Other honorable mentions are Keena Turner, 1985 (64 tackles, 6 sacks, 5 PDs and a scoop and score while be voted Second-team All-Pro), Ahmad Brooks, 2013, Lee Woodall, 1995, Dave Washington, 1976 (95 tackles, 4½ sacks, 8 passes deflected and 3 recovered fumbles),  Hardy Brown, 1952. Additionally, Joe Harris in 1978 has to be mentioned. Harris, essentially an NFL journeyman had 121 tackles and 3 sacks, 4 passes deflected, 2 forced fumbles and 3 recovered fumbles, but also had 15.5 stuffs, which led the NFL in 1978 (unofficially, of course). Finally, we add Skip Vanderbundt's 1972 campaign when he scored three defensive touchdowns to go along with his 80 tackles and 9 passes defensed. His scoop and score versus Dallas on Thanksgiving Day garnered the 49ers a key win and Vanderbunt the AP Defensive Player of the Week Award.

Jimmy Johnson, 1971, and Deion Sanders, 1994, are obvious choices at corner. Sanders was the NFL Defensive Player of the Year had 34 tackles and picked off 6 passes for 303 yards and took three to the house. Johnson was an All-Pro from 1969-73, and his seasons were very similar, but he went with 1971 because he did his work playing most of the season with a broken wrist.
Ronnie Lott, 1981, had 89 tackles (many of them "woo hits") and 7 picks, three of which he returned for touchdowns while being Proscout, Inc' top-rated corner is one Second-team pick. The other is Abe Woodson, 1959, is the other though their seasons on most other teams would be at the top. Woodson was a "shutdown corner" before there was such a term. 

Two Erics are next:  Wright, 1985 and Davis, 1995, Carlos Rogers, 2011, Jim Cason, 1949, and Kermit Alexander, 1968 gets honorable mention along with Tim McKyer, 1988 and Don Griffin, 1989.
For strong safety we were all set to go with Dave Baker and his 10 picks in 1960. But, in looking closer, seven of them were in two games. Was he that good that year or did he have two monster games? In the end we put him on the honorable mention list with Antoine Bethea, 2014 and Tony Parrish, 2003, and Donte Whitner, 2013.

For the starter at strong safety we chose Tim McDonald, 1995, and for the backup we chose Carlton Williamson, 1981, Williamson had excellent 1984 and 1985 seasons as well, but we chose 1981, his rookie year based on his #1 rating by Proscout, Inc.

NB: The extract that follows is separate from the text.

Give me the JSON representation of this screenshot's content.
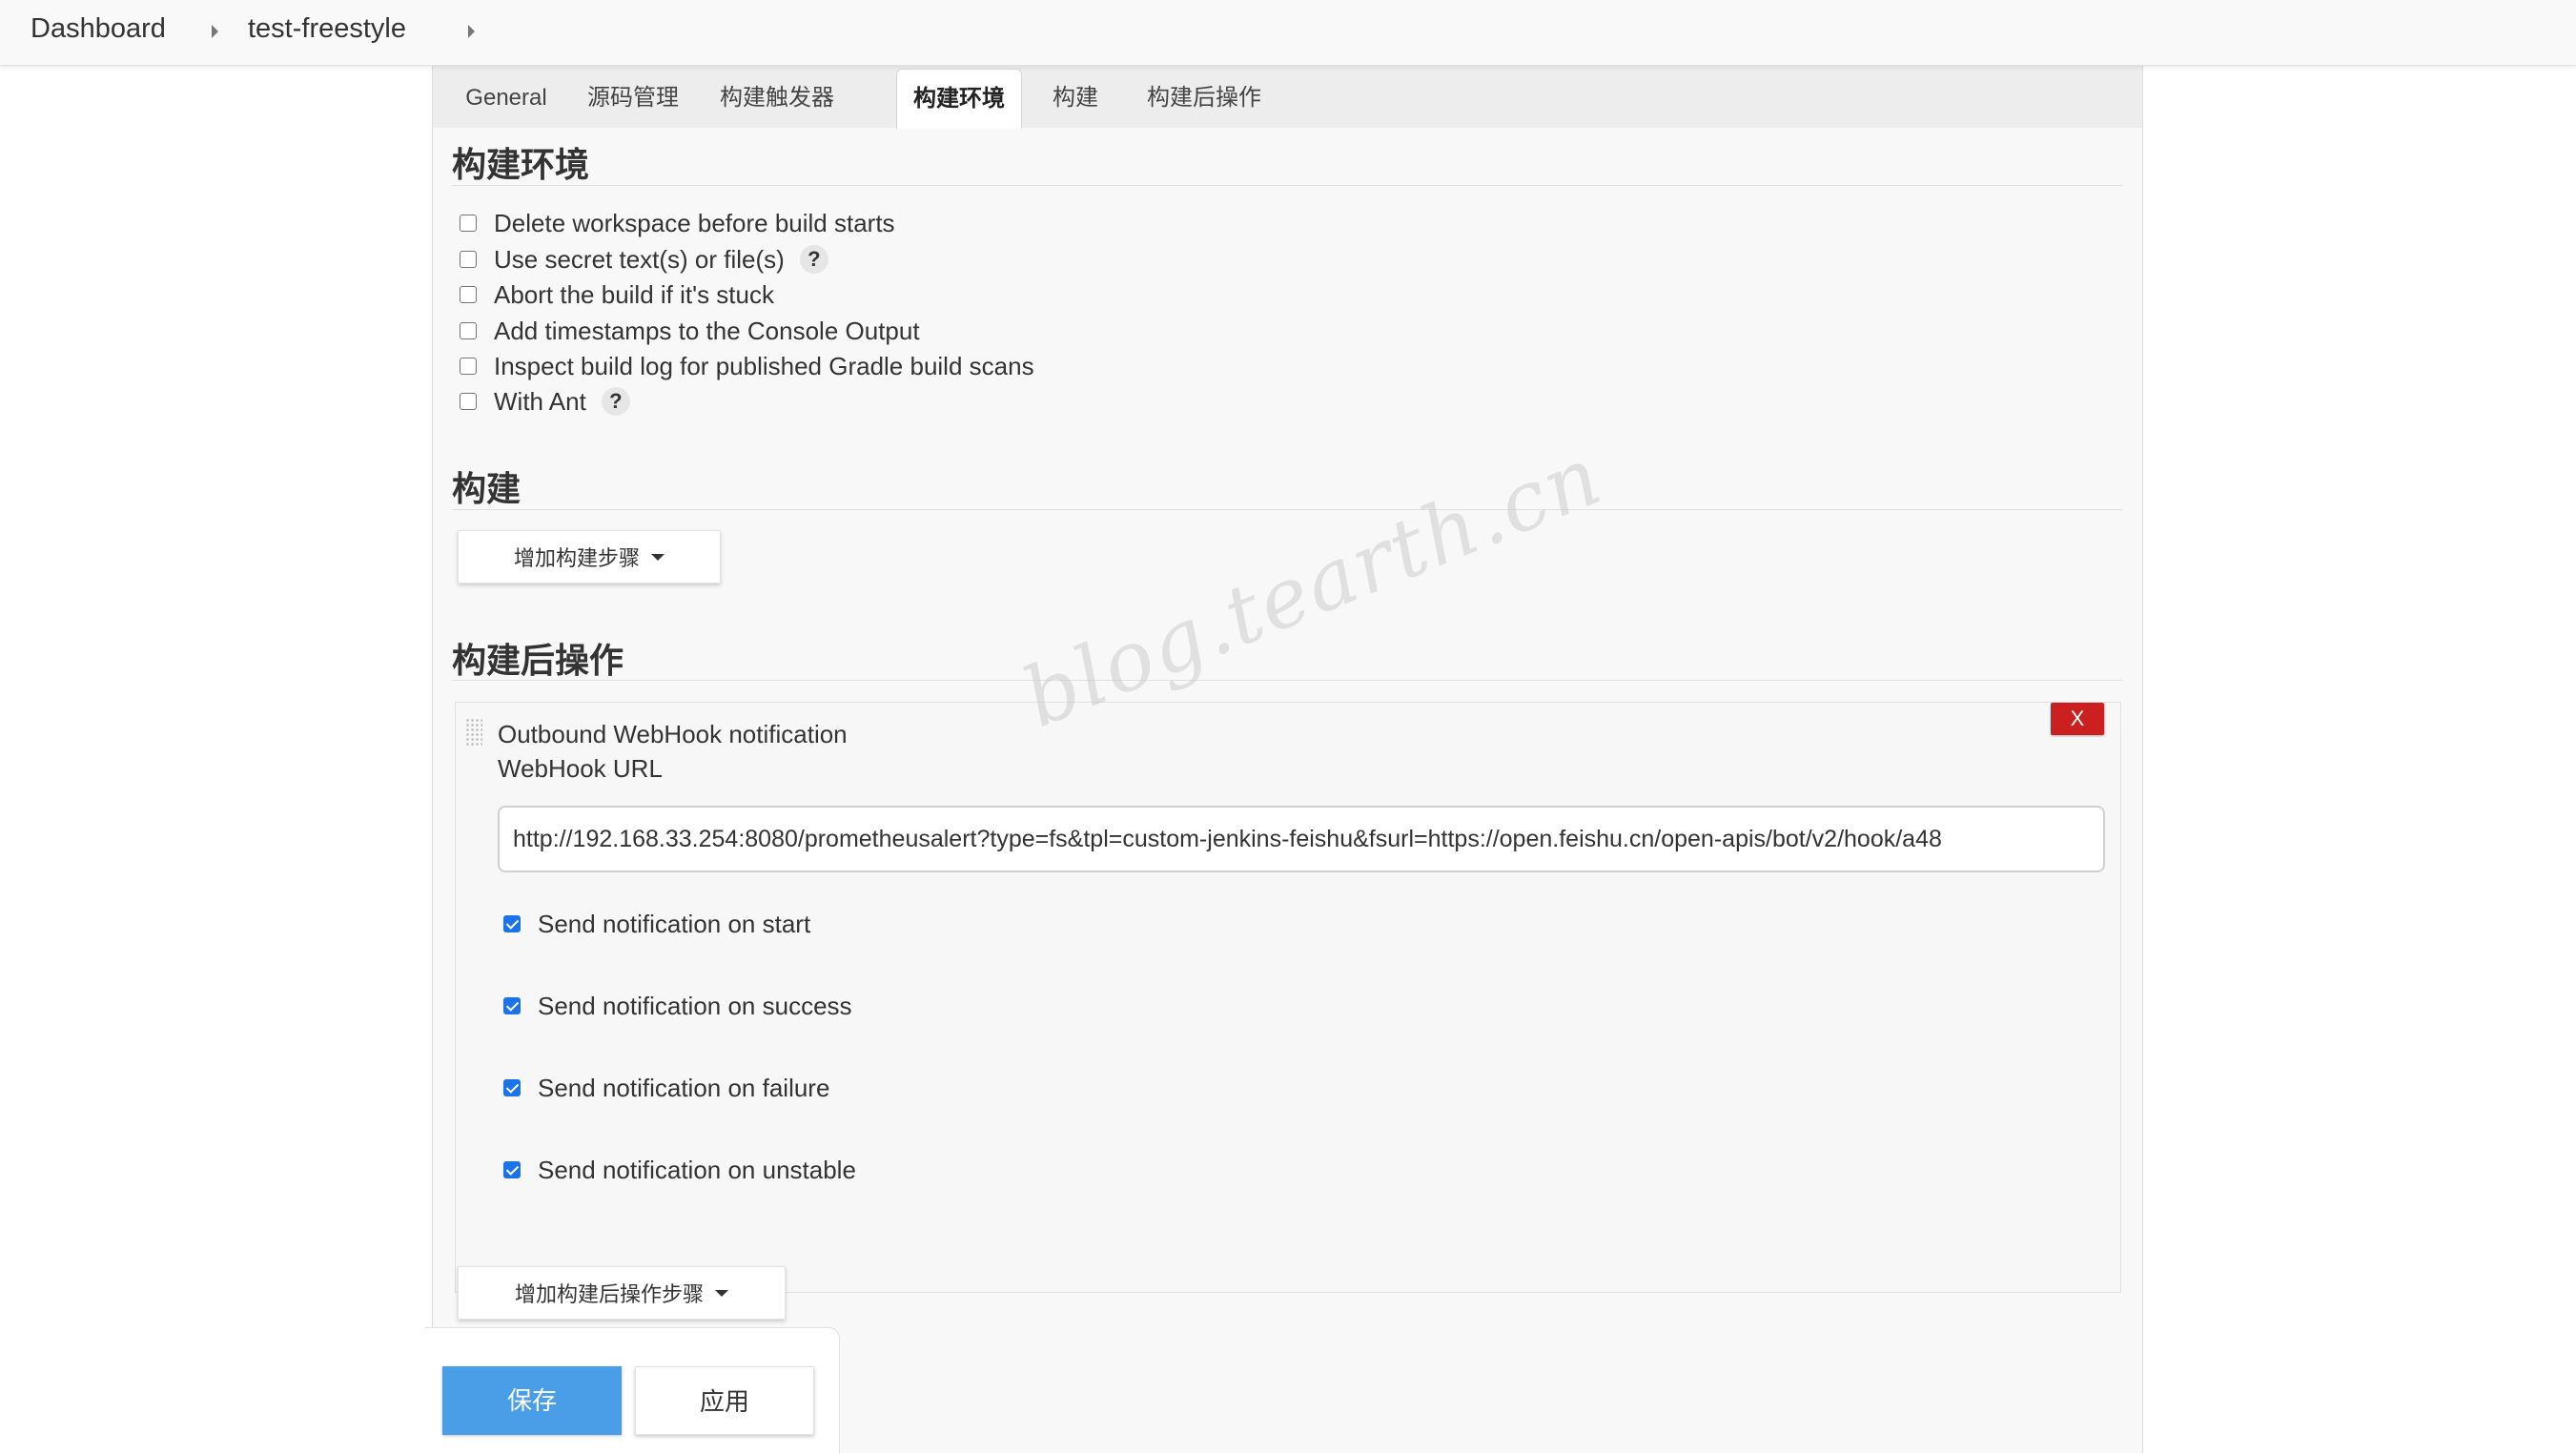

Free safety was easy: Ronnie Lott, 1986 (10 picks, 2 sacks 77 tackles, consensus All-Pro) first, then second is Merton Hanks, 1995. The rest of the HMs are Dwight Hicks, 1981, Dashon Goldson, 2012, Eric Reid, 2013, Lance Schulters, 1999, and Dicky Moegle, 1957. Hicks had 239 yards in interception returns on his 9 picks and one score and 80 yards on his four fumble recoveries and a score, this along with his 76 tackles and 14 pass deflections made him very, very close to Hanks, who was a consensus All-Pro.

Tyronne Drakeford, 1995, gets the nod as the extra defensive back followed by Jeff Fuller, 1985. Others who are noteworthy are Tory Nixon, 1986, Tom Holmoe, 1986, Dedrick Dodge, 1996, and Tarell Brown, 2010. Both in 1995 and 1997 Drakeford pick off five passes in the sub-packages. Fuller would play close to the line of scrimmage and would cover backs and was a key in the nickel/dime package in the Super Bowl-winning season of 1984

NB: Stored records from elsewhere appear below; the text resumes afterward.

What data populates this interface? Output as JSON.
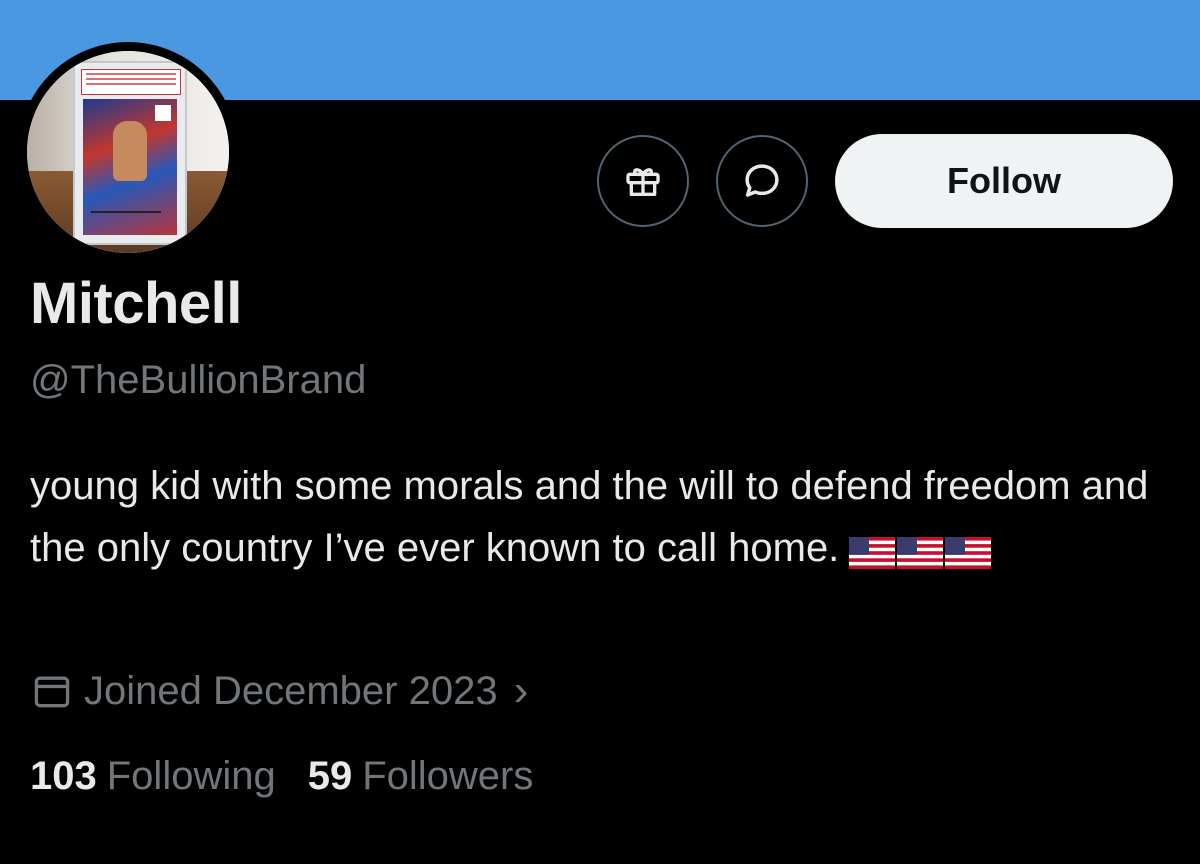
{
  "banner": {
    "color": "#4a98e1"
  },
  "profile": {
    "display_name": "Mitchell",
    "handle": "@TheBullionBrand",
    "bio": "young kid with some morals and the will to defend freedom and the only country I’ve ever known to call home.",
    "bio_emoji": [
      "us-flag-emoji",
      "us-flag-emoji",
      "us-flag-emoji"
    ],
    "joined": "Joined December 2023",
    "joined_chevron": "›"
  },
  "actions": {
    "gift_icon": "gift-icon",
    "message_icon": "message-icon",
    "follow_label": "Follow"
  },
  "stats": {
    "following_count": "103",
    "following_label": "Following",
    "followers_count": "59",
    "followers_label": "Followers"
  },
  "colors": {
    "background": "#000000",
    "primary_text": "#e7e9ea",
    "secondary_text": "#71767b",
    "button_bg": "#eff3f4"
  }
}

  1. Young over Montana. Never in a million years. I understand your metrics but there is no excuse for stupidity.

    I am embarrassed for you and for this web site.

    1. I'm embarrassed that you didn't have the guts to put your name to your poison pen comment!

  2. I will put my name on it because of the tremendous respect and gratitude, for this site...


    Though Young did finally get the monkey off his back and win it all in 94, I still believe Montana's season in 89 was better. Why ? Because even though Young accounted for more TDs with his running ability, Joe defended his world championship and was even more dominant in the postseason. Yes, Joe had a great defence, but the defence that helped Young in 94, was a free agent All Star team, that I believe was assembled illegally. Somebody had to stop the Cowboys ? Joe had a great 81 season as well, because this team came out of nowhere and kept the momentum going and his cool, saavy play enabled a young secondary to combine with Jack Reynolds play and intensity to have a season unlike any before it.

    Brian Wallace, fan and promotor of the NFLs History